So the very narrow bandwidth only serves 1 goal: to detect if there's an echo or not, but not what time travelled the echo.
This is not completly true. In fact the amount of information available is time*bandwidth. So another (but quiet inpractical way) is to use a small bandwidth over a large time. But then you've to correlate the incoming signal with the transmitted signal over the total time. This used in radar (tsirp modulation).
An other problem with high Q-systems (or in fact the same problem), whatever sound you put in, you always get you cenntral frequency out ;-)
Recently I did a project for an ultrasonic ranging device. Since the receiver is the more tricky part, I drew only the receiver for you (with a few comments on it's design). It probably has a greater sensitivity than you need, but you can reduce that). You can see it at
Post yours on alt.binaries.schematics.electronic ... The above link does not have the source code in the pdf with the schematic. In my opinion, it is incomplete without the code. A hex file would be nice too so that no compiler is needed.
Excellent. I've printed it out, and when my clock isn't taking up my breadboards, I'll have a fiddle.
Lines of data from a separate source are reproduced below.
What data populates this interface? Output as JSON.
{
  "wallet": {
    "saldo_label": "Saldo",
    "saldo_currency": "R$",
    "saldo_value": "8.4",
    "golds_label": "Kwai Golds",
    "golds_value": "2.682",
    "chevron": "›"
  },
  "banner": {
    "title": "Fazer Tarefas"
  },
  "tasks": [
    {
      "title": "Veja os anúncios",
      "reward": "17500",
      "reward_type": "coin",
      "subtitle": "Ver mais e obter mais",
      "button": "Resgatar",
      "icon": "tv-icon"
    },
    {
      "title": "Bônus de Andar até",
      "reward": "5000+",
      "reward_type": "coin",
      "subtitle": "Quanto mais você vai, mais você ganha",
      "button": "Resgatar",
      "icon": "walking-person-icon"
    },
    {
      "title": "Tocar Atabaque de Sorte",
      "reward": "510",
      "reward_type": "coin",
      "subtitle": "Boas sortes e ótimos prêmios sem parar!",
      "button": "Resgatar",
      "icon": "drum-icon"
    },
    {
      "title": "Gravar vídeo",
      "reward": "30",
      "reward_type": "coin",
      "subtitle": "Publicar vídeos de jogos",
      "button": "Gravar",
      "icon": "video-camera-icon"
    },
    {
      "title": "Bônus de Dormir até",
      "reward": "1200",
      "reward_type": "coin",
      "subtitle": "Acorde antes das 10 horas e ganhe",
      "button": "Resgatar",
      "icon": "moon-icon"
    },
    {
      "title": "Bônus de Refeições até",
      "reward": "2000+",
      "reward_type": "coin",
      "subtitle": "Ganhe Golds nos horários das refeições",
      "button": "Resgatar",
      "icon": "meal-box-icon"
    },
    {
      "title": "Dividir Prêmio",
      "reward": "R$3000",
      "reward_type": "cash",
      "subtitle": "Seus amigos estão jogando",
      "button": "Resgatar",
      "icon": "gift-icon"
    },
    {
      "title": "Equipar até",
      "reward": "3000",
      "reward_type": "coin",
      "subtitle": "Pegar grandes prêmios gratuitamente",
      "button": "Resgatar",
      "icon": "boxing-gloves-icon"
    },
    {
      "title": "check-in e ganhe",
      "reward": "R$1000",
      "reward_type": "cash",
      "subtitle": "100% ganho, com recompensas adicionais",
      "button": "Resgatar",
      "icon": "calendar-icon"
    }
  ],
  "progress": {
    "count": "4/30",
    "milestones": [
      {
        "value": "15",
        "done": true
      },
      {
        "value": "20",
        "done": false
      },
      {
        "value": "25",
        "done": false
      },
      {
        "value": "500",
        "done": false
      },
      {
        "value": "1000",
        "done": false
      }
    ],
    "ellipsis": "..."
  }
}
I've got a couple of op-amps n things now, with some more stuff (hopefully!) arriving from Rapid tomorrow :-)